8 thoughts on “Does efficiency = comprehension in mathematics?”

1. Great activity. Hope you don’t mind if I copy.

I tell my students that there are 2 reasons why maths was invented:

1. To save time

2. For fairness (so everyone gets an equal share)

Both reasons appeal to the students. The first example you show may be efficient, but the second is concerned that all audience members have a seat to sit on. Both methods are equally sound. The answer is important, but not as important as the reasoning underpinning it.

1. Not at all. The problem comes from a great Ontario, Ministry of Education resource titled “Guide to Effective Instruction”. There is an individual junior guide for different math strands. Electronic copies of the documents can be found at the following website: http://www.eworkshop.on.ca

2. Research shows that being able to use all methods (aka multiple representations) deepens understanding. That is why my physics students must use charts, vector diagrams, and graphs in addition to writing equations.

Great post!

1. I definitely agree. I always tell the students I work with in math to solve problems in more than one way and then to make connections between their solutions to really develop their conceptual understanding. Thanks for commenting!

3. I found this blog post through a comment you made today on another blog. It is exciting to find examples of children being given the time to think and reason their way to understanding.

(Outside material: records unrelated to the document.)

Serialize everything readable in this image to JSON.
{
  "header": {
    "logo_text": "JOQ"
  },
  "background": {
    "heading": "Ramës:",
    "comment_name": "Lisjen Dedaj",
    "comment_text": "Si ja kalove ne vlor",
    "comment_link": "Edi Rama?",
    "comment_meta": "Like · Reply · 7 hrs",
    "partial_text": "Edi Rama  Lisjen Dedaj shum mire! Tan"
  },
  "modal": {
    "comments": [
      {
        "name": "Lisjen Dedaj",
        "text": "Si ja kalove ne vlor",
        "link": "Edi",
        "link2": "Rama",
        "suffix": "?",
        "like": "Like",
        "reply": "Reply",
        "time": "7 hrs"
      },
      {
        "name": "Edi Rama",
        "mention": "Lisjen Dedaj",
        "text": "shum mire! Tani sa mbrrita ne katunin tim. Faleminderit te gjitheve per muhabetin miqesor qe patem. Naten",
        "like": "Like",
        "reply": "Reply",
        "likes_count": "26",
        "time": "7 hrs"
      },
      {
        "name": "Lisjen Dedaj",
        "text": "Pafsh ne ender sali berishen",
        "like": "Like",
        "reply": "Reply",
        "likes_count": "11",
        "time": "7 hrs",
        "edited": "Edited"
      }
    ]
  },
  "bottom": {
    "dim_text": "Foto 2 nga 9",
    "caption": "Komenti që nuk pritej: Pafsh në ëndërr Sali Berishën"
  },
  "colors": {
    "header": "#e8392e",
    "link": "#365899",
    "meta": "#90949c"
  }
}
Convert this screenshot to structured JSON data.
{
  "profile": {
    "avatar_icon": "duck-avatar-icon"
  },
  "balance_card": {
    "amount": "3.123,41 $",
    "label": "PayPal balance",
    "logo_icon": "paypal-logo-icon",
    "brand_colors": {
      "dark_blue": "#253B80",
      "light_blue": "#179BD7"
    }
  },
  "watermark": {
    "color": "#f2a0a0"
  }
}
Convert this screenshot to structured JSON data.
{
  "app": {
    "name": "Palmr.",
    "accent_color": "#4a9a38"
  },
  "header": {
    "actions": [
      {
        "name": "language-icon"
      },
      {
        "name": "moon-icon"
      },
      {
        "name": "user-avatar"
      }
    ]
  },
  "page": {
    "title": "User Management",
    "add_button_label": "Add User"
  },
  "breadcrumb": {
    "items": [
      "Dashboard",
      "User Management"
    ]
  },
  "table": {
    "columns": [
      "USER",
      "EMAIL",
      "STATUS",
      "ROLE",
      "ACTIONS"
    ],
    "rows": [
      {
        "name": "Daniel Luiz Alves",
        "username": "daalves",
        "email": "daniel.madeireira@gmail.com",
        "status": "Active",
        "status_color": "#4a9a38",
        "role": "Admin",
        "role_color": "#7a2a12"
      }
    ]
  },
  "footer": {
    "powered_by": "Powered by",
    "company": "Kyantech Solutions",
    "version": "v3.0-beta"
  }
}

In the 1960s, I was lucky to have teachers who taught math this way, and I have been drawing my way through math problems ever since. I am an older new elementary teacher, hoping to have my own class soon. I look forward to guiding my students to true understanding of math concepts, rather than memorization of the processes. I hear a lot of talk about the need for year-round school to avoid summer brain drain. I believe that kids forget what they memorize, but not what they learn and understand.

1. Thanks for comment Sue! I was a product of procedural teaching and as a result, never really understood the math concepts in school. I developed into a very good memorizer and basically got me through high school math. However, in University I was basically a fish out of water and went from a good memorizer to a great memorizer and relied on my study groups and many sleepless nights. During my first few years of teaching, I taught my students how I was taught and witnessed my students go through the same struggles that I did, forgetting math concepts that I covered a week ago, disengaged from learning. I’m so thankful that I discovered teaching through problem solving and rediscovered a passion for math. Becoming a math facilitator was the best thing that could have happened to my teaching career.

4. I absolutely LOVE your message here. I taught 3rd and 4th grade in a district that used Marilyn Burns, as well as TERC Investigations. A lot of teachers were wary of teaching math in this new vein, but I was shocked at the results. By the time my students got to 4th grade, many of them could multiply 3-digit x 3-digit numbers in their head faster than I could because their understanding was so deep. They didn’t rely on an algorithm that required them to write, carry, etc. When we got transfer students, they would often get the answer right using an algorithm, but when asked to explain WHY it worked, they couldn’t. After a couple of months with our curriculum, their understanding truly deepened.

1. That’s a great story! It funny that so many people think the standard algorithm is the most efficient way to multiply. However, in certain situations that’s not the case. It’s all about knowing when to use appropriate mental strategies for certain problems.

Thanks for commenting!